This feature first appeared on the September issue of Cornwall Life. Find out more about our latest subscription offers here.
RECIPE - Pan-fried Monkfish with mussels and a grain mustard tarragon sauce
• 1 tablespoon curry powder
• Salt and freshly ground black pepper
• 600g monkfish tail, cut into 12 medallions
• Olive oil
• 60g unsalted butter
• Juice of one lemon
• 40g shallots, chopped
• 1 bay leaf
• Sprig of fresh thyme
• 50ml white wine
• 400g mussels, washed and cleaned
• Pinch of saffron
• 25ml double or whipping cream
• 500ml fish stock
• 1 teaspoon grain mustard
• Chopped fresh tarragon
Pre-heat the oven to 200c Mix the curry powder and one teaspoon of salt together. Season the fish with the curry salt and a good twist of black pepper.
Heat one tablespoon of olive oil in a non-stick ovenproof frying pan, then add the fish and 20g of butter.
Cook over a medium heat until the fish is golden brown, then turn it over and put the pan into the oven for approximately three minutes. Remove, squeeze over the lemon juice and set aside to rest.
Wash and clean the mussels.
Melt 20g of butter in a large saucepan, then add the shallots and cook until they are soft and transparent.
Add the bay leaf, thyme and tarragon followed by the white wine and bring to the boil, then add cleaned mussels and cover with a lid.
Once the mussels have opened, pour them into a colander over a bowl and leave to drain (discard any mussels that have not opened).
Pour the cooking liquid back into the saucepan, add the pinch of saffron strands, the cream and the fish stock.
Bring to the boil, then whisk in the remaining butter and simmer until reduced to a creamy consistency.
Add a teaspoon of grain mustard, season with salt and pepper and finish with chopped tarragon.
Briefly reheat the monkfish in the over for a few minutes, then remove and transfer to your serving plates.

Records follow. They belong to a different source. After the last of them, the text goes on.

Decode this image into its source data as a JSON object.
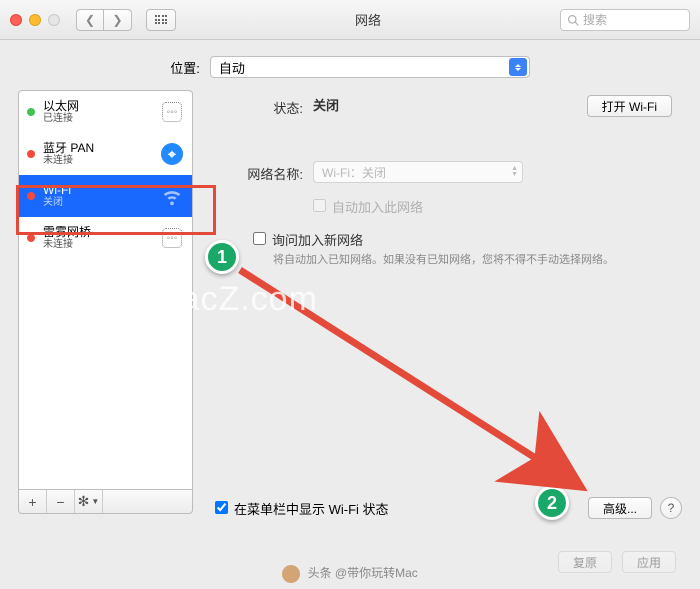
{
  "window": {
    "title": "网络",
    "search_placeholder": "搜索"
  },
  "location": {
    "label": "位置:",
    "value": "自动"
  },
  "sidebar": {
    "items": [
      {
        "name": "以太网",
        "sub": "已连接",
        "status": "green",
        "icon": "diamond"
      },
      {
        "name": "蓝牙 PAN",
        "sub": "未连接",
        "status": "red",
        "icon": "bluetooth"
      },
      {
        "name": "Wi-Fi",
        "sub": "关闭",
        "status": "red",
        "icon": "wifi",
        "selected": true
      },
      {
        "name": "雷雾网桥",
        "sub": "未连接",
        "status": "red",
        "icon": "diamond"
      }
    ],
    "foot": {
      "add": "+",
      "remove": "−",
      "gear": "✻▾"
    }
  },
  "detail": {
    "status_label": "状态:",
    "status_value": "关闭",
    "toggle_button": "打开 Wi-Fi",
    "netname_label": "网络名称:",
    "netname_value": "Wi-Fi：关闭",
    "auto_join": "自动加入此网络",
    "ask_join": "询问加入新网络",
    "ask_desc": "将自动加入已知网络。如果没有已知网络，您将不得不手动选择网络。",
    "show_menu": "在菜单栏中显示 Wi-Fi 状态",
    "advanced": "高级...",
    "help": "?"
  },
  "footer": {
    "revert": "复原",
    "apply": "应用"
  },
  "annotations": {
    "badge1": "1",
    "badge2": "2",
    "watermark": "www.MacZ.com",
    "byline_prefix": "头条",
    "byline_author": "@带你玩转Mac"
  }
}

Pour the cooked mussels over the top (you can serve the mussels in or out of the shell) and spoon over the sauce.